_Task objective_. Search the records for the word "time" and report each line that has it.

※ ※ ※

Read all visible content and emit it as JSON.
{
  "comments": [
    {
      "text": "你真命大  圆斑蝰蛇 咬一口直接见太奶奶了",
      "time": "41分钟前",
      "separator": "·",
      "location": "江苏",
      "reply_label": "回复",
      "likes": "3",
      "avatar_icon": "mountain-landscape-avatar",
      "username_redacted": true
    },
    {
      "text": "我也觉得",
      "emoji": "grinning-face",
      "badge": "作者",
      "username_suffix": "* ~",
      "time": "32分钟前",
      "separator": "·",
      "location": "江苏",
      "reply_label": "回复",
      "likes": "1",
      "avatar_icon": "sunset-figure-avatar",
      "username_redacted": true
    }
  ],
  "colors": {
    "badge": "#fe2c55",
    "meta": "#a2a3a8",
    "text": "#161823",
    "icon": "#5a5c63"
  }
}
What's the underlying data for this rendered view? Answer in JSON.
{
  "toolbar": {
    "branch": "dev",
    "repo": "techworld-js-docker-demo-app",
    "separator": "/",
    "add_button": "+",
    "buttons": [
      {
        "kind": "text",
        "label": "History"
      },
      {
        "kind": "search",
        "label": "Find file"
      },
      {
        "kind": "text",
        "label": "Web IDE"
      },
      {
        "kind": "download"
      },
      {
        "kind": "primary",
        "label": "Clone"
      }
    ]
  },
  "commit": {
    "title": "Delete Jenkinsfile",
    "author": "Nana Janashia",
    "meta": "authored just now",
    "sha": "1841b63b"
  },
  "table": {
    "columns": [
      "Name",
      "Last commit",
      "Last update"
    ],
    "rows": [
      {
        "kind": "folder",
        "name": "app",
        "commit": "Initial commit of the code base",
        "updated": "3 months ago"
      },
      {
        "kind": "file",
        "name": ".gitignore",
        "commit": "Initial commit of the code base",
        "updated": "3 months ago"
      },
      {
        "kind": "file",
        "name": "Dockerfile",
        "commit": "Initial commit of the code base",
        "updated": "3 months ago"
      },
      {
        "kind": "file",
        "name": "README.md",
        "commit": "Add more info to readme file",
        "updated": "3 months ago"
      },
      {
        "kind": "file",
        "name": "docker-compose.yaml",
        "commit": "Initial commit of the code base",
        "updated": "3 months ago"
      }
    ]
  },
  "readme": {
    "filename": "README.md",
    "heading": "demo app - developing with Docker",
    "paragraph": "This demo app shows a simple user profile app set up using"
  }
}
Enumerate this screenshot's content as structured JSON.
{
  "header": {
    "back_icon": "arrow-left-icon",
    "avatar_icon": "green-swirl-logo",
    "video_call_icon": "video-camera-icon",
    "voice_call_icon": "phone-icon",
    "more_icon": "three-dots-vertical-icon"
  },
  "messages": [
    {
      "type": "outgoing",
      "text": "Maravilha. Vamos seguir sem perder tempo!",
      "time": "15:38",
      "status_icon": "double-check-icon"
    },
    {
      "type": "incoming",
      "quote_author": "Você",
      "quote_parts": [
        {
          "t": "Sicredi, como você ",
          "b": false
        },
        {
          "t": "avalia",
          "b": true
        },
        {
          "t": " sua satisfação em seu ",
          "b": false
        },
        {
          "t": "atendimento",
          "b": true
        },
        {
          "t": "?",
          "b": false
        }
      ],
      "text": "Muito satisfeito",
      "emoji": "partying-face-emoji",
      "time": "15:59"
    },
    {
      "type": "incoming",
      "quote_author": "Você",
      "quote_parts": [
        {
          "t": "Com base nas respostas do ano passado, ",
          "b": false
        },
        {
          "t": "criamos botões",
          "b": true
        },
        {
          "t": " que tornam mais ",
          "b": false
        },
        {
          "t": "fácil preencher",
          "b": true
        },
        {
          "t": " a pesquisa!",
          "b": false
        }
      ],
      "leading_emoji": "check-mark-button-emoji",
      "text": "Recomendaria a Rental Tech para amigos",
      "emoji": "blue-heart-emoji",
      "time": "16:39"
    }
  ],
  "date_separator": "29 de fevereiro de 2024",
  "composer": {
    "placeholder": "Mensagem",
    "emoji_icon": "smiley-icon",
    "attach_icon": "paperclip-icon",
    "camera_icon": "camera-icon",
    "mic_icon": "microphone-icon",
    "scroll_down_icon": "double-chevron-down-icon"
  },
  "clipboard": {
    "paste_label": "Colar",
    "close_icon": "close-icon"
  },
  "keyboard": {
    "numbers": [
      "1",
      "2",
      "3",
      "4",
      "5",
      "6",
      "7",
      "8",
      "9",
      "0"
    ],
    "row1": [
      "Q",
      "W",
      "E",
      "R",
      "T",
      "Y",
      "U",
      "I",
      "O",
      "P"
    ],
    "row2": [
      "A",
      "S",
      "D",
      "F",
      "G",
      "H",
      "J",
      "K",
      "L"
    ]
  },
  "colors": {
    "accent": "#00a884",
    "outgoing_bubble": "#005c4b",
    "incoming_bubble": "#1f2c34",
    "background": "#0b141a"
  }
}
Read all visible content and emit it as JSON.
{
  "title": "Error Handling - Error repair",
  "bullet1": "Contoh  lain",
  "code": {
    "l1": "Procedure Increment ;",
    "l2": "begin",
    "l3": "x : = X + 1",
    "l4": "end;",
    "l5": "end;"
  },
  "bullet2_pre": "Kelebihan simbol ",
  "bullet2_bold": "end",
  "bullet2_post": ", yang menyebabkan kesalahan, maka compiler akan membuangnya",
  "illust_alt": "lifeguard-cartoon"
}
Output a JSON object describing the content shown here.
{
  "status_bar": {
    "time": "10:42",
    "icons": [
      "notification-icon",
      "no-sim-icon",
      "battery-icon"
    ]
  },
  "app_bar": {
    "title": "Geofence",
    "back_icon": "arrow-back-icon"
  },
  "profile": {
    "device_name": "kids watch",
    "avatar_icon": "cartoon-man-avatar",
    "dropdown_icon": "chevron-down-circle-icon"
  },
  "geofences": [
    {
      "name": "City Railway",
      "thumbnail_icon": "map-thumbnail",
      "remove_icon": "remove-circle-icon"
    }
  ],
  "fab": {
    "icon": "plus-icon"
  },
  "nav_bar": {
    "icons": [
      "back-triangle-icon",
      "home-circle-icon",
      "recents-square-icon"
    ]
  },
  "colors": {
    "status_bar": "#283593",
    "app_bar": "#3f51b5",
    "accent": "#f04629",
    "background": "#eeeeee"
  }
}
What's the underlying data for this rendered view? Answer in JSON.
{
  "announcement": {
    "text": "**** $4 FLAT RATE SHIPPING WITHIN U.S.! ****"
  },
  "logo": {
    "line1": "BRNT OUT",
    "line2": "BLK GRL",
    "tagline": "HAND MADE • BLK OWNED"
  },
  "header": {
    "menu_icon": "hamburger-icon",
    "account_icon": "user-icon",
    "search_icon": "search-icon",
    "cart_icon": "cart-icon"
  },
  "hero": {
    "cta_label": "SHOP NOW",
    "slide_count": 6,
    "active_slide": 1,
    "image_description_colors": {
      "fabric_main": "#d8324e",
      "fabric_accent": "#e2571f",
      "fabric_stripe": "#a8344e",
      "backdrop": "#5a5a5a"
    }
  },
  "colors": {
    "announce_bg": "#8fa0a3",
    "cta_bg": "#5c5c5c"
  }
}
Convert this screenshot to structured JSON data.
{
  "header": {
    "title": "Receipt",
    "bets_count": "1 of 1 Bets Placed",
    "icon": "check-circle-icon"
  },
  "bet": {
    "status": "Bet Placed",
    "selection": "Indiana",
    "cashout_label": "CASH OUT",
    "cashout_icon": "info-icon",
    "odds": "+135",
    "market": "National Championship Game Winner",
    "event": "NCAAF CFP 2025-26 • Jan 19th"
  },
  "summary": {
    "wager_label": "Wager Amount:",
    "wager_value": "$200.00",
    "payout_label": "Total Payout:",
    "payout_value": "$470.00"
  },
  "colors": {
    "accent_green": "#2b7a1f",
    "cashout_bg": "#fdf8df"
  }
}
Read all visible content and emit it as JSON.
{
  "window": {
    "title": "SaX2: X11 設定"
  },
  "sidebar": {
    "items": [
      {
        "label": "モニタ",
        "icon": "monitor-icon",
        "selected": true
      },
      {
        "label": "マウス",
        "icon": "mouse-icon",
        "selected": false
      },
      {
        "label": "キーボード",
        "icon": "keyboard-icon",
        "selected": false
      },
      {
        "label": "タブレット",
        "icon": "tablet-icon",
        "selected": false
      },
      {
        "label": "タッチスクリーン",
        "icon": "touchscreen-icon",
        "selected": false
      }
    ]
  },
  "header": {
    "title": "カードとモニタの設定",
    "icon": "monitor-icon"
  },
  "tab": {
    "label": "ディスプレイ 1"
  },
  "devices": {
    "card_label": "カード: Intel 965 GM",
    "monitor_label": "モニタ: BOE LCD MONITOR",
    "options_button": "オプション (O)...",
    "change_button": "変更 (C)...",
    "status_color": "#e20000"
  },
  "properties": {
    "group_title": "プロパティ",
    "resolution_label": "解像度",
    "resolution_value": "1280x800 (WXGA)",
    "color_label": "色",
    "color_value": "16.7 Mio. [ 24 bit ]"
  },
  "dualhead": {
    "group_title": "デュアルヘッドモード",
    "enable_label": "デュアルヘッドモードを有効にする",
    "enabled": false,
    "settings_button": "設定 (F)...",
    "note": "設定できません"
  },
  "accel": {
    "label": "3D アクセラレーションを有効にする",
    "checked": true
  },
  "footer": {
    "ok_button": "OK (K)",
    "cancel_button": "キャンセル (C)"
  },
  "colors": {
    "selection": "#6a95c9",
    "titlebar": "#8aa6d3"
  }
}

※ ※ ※

_Finished exercise_.
      "time": "41分钟前",
      "time": "32分钟前",
      "time": "15:38",
      "time": "15:59"
      "time": "16:39"
    "time": "10:42",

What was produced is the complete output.